Style and Sector Considerations
As we dug deeper, we saw that the differences between the traditional and sustainable models are not just attributable to asset allocation effects. Looking at the equity portions of the models, the difference in style between the Traditional and sustainable equity managers also introduces a significant difference in the exposure to the growth factor, as well as sector allocations.
Exhibit 4: Growth vs. Value Equity Style Bias
Source: Portfolio Construction and Strategy, Morningstar. The style breakdowns are shown for illustrative purposes to represent a model and are based on sample allocations from our database. Data as of June 30, 2022.
This difference in growth exposure in the models has obvious consequences, especially during periods of market volatility. Consistent with that observation, when we compare the sector exposures of all U.S. large cap and ex-U.S. large cap funds with their sustainable counterparts, we see that sustainable equity funds tend to have a stronger bias toward the technology and health care sectors (Exhibit 5). These sectors generally outperformed in recent years, especially in 2020 as “beneficiaries” of the COVID-19 crisis. Our analysis shows that managers of sustainable funds have typically been less exposed to a few of the better-performing sectors – such as energy, consumer staples and utilities – relative to broader equity funds year to date.
Exhibit 5: Sustainable Sector Exposures Compared with Traditional
Source: Portfolio Construction and Strategy, Morningstar as of June 30, 2022. Sector exposures of funds’ holdings in the Morningstar categories, comparing US Large Blend vs US Large Blend ESG equity and Foreign Large Blend vs. Foreign Large Blend ESG Equity. ESG defined by Morningstar, as prospectus with a clear sustainability objective.
The translation from traditional to sustainable models introduces a variety of changes in risk, whether it be overall asset allocation shifts or the composition of risks within the same asset classes in both models (e.g., style and size) – all of which can have an impact on returns.

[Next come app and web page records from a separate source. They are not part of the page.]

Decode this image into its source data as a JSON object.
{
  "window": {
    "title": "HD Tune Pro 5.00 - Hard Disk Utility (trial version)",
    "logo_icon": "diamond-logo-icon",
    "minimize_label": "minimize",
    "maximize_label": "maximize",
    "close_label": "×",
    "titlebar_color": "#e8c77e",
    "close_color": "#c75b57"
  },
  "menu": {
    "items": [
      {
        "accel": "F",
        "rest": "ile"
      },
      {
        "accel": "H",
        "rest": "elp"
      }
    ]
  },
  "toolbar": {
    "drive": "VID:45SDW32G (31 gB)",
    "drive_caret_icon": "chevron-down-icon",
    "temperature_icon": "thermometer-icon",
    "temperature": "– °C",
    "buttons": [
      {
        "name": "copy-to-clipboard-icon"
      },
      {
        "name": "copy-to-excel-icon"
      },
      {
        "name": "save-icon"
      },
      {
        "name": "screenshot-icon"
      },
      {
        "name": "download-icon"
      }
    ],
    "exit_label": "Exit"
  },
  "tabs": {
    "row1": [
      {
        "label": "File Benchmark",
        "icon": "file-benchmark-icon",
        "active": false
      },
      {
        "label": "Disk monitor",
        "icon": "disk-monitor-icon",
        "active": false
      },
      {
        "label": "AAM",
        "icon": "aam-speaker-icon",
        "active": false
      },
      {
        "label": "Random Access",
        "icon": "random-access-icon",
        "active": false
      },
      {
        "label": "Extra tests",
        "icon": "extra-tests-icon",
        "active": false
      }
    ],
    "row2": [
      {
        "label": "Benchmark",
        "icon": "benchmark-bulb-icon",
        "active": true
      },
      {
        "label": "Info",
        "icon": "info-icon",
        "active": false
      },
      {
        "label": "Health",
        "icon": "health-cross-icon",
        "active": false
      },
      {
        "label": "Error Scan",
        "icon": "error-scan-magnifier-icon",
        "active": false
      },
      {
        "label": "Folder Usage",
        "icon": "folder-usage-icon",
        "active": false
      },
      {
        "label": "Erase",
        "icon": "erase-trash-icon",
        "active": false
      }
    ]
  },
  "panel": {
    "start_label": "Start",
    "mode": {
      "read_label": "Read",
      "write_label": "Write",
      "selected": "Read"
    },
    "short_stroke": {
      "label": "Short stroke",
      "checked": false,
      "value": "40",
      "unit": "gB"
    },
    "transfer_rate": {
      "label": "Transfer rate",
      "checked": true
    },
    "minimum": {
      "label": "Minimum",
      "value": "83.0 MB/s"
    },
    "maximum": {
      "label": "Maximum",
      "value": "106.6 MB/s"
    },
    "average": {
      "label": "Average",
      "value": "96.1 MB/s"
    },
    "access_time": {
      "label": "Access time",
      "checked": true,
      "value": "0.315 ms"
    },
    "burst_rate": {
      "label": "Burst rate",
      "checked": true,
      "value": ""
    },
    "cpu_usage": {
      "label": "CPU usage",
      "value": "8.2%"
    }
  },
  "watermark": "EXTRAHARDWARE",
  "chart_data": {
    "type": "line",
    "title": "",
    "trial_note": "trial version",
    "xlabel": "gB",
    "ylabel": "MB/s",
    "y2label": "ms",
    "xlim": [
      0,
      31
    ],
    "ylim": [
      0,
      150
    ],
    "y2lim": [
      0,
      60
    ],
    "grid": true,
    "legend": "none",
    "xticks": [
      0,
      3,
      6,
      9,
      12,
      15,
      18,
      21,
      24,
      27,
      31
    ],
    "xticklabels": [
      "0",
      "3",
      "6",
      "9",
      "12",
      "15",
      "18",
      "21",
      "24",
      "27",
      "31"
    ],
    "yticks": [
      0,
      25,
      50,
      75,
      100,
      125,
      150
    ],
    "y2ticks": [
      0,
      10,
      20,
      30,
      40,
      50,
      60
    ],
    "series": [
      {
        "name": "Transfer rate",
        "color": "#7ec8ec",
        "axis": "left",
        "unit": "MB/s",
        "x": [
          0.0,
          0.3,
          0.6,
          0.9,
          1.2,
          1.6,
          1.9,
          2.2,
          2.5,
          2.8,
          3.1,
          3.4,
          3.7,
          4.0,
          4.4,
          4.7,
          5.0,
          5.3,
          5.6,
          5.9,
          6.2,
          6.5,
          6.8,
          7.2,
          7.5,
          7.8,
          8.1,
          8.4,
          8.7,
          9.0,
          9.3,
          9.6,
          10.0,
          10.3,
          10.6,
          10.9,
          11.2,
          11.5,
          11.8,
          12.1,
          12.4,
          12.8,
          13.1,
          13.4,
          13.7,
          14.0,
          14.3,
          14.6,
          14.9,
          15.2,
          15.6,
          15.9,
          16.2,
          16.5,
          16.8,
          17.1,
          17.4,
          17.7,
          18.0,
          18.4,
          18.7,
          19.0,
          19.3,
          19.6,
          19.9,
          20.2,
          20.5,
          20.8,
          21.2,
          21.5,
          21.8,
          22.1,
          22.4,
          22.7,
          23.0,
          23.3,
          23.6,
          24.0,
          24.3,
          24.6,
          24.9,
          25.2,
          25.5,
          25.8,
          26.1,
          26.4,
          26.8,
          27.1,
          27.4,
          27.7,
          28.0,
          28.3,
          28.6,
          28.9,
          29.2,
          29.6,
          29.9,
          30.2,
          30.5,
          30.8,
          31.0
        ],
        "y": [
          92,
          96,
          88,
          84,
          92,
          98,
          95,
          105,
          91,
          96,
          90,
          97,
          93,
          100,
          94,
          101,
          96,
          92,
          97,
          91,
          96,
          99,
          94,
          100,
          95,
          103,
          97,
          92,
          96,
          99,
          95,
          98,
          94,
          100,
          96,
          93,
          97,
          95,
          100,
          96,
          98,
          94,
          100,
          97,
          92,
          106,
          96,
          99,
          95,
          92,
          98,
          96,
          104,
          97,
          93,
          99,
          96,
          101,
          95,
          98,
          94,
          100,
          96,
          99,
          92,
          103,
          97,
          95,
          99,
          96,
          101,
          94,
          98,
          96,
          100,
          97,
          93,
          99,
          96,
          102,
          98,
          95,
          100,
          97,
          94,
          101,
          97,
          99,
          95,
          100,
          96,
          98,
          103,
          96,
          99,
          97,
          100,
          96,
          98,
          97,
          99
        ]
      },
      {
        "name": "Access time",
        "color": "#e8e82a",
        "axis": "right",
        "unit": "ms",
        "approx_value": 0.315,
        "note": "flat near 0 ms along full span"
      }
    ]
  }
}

Building sustainable model portfolios requires appropriate risk management tools, asset allocation perspective and fund-level due diligence to minimize unintended asset allocation tilts, biases, drifts and other risks. These, in our view, are important considerations in maintaining asset allocation consistency across client portfolios.
Lastly, it is important to remember that there is no one-size-fits-all solution to sustainable investing. That’s why our Portfolio Construction and Strategy Team partners with financial professionals to help them build sustainable portfolios by utilizing a full spectrum of ESG tools and resources.
About the Portfolio Construction and Strategy Team
The PCS Team performs customized analyses on investment portfolios, providing differentiated, data-driven diagnostics. From a diverse universe of thousands of models emerge trends, themes and potential opportunities in portfolio construction that the team believes may be interesting and beneficial to any investor.